The problem —
Find each line of the entries with the string "JSON", please, and copy it.

Records to use —
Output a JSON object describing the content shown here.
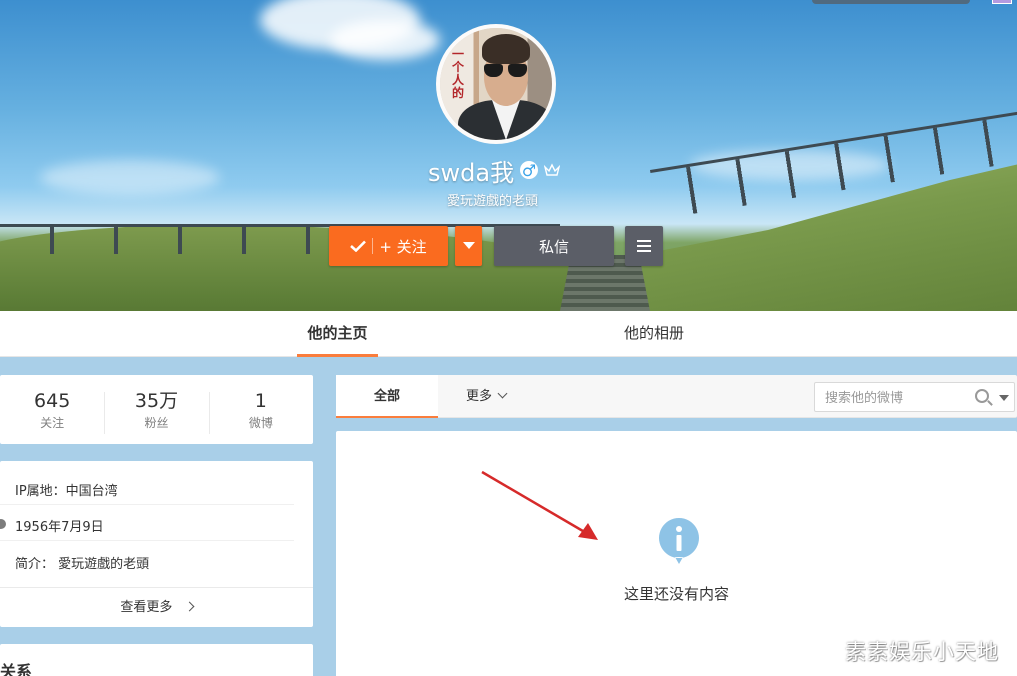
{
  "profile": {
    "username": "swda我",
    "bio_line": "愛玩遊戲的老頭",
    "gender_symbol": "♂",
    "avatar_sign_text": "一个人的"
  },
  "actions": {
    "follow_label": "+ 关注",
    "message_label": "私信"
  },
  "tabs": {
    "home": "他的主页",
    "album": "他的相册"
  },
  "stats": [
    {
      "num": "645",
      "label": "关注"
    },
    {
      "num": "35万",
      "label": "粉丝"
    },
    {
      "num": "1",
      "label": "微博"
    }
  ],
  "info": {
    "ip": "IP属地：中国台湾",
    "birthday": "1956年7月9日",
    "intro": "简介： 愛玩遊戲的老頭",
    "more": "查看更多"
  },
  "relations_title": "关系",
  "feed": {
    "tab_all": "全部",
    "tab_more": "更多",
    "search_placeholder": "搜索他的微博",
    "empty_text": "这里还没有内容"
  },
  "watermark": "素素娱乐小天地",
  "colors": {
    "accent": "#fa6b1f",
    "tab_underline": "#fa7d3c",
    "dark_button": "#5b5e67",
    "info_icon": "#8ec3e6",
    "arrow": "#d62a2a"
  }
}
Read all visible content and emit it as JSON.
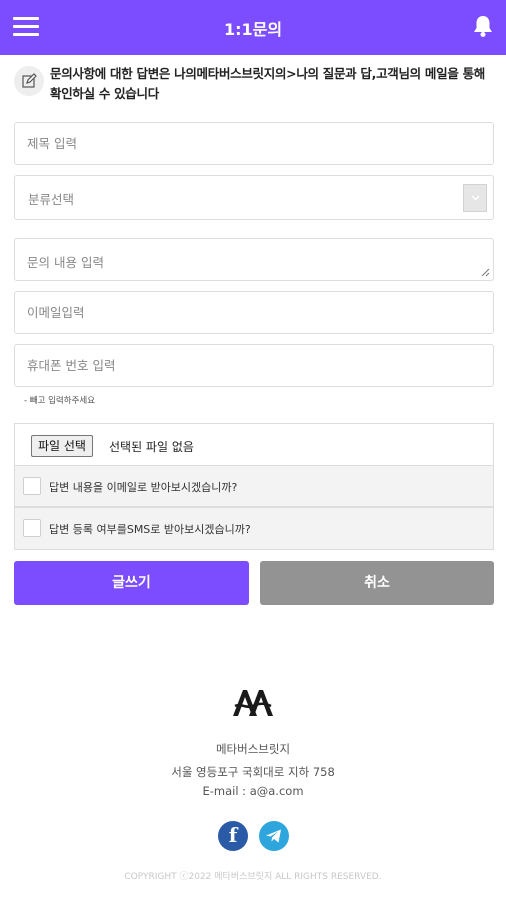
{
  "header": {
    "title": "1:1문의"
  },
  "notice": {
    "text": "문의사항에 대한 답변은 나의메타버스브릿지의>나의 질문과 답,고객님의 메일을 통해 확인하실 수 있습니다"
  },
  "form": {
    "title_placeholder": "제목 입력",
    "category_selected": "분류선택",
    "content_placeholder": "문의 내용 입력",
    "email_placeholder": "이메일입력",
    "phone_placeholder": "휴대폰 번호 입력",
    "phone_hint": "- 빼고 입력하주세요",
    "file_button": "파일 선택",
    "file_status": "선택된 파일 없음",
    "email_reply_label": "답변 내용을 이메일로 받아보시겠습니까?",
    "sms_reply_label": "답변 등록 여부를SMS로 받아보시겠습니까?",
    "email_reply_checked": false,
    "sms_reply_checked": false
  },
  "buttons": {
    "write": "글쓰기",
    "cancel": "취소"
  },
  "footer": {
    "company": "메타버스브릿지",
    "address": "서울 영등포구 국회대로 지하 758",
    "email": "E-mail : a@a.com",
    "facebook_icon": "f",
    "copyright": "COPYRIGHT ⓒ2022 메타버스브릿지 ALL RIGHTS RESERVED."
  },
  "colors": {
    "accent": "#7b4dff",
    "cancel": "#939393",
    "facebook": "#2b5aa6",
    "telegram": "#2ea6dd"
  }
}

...

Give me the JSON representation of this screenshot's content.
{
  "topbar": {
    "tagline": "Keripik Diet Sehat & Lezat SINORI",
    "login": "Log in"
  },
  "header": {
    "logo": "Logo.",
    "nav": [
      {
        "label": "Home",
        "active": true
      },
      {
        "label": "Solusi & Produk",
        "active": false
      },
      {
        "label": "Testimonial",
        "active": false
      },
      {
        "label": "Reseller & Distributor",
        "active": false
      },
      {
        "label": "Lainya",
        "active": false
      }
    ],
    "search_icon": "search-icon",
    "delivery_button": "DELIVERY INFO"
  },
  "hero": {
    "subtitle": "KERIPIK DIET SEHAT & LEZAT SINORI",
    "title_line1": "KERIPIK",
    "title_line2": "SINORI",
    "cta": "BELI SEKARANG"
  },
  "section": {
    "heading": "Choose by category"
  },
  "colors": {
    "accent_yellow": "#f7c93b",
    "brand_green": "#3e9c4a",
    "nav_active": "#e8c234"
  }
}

Result of the task —
Output a JSON object describing the content shown here.
Read all visible content and emit it as JSON.
Give me the JSON representation of this screenshot's content.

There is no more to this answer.